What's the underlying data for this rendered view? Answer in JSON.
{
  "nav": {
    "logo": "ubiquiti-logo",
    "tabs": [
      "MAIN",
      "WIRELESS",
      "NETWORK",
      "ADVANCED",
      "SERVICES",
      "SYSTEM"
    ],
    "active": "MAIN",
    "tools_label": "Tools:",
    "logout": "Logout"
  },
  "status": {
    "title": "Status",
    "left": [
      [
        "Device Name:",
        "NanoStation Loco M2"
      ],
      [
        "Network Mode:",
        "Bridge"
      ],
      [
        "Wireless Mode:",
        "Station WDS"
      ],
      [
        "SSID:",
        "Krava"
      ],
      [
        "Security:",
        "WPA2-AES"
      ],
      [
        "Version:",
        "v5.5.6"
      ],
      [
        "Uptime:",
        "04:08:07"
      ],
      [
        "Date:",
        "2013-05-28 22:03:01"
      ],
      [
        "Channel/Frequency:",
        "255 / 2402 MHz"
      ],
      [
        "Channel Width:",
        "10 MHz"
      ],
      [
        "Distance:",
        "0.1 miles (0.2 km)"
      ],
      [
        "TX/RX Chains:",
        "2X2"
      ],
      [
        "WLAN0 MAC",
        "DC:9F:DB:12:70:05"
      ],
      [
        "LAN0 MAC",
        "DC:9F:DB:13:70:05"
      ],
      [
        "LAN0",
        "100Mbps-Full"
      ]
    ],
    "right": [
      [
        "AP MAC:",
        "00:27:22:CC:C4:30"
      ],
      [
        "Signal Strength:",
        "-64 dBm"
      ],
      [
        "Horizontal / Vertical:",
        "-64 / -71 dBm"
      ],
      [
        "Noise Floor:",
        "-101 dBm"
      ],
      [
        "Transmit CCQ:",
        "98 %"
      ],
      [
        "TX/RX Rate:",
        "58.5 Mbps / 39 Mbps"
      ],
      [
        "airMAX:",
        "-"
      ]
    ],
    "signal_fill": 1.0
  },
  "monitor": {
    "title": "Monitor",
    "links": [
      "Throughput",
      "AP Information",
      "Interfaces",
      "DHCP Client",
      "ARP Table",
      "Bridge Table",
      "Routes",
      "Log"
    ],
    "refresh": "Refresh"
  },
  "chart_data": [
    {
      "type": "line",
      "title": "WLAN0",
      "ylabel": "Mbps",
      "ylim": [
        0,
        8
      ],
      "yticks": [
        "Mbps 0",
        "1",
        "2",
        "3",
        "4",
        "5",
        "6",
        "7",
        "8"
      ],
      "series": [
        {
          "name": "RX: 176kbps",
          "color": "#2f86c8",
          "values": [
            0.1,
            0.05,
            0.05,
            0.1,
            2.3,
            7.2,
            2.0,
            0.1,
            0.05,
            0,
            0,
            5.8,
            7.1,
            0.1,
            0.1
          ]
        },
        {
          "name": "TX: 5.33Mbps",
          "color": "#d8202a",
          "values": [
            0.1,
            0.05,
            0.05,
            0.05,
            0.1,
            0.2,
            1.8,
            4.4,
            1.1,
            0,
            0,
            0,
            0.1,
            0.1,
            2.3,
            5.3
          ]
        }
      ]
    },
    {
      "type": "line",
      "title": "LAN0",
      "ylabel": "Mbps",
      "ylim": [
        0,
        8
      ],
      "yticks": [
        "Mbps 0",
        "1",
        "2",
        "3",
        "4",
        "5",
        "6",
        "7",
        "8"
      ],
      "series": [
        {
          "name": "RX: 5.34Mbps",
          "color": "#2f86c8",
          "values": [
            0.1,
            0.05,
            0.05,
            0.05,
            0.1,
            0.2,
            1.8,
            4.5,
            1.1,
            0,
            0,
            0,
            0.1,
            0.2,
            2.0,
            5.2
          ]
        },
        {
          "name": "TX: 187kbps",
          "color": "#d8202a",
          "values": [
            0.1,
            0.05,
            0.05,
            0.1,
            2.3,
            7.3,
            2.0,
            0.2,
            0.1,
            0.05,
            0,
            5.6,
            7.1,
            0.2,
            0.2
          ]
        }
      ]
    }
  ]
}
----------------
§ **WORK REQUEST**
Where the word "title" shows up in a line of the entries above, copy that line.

§ **COMPLETED EXERCISE**
    "title": "Status",
    "title": "Monitor",
      "title": "WLAN0",
      "title": "LAN0",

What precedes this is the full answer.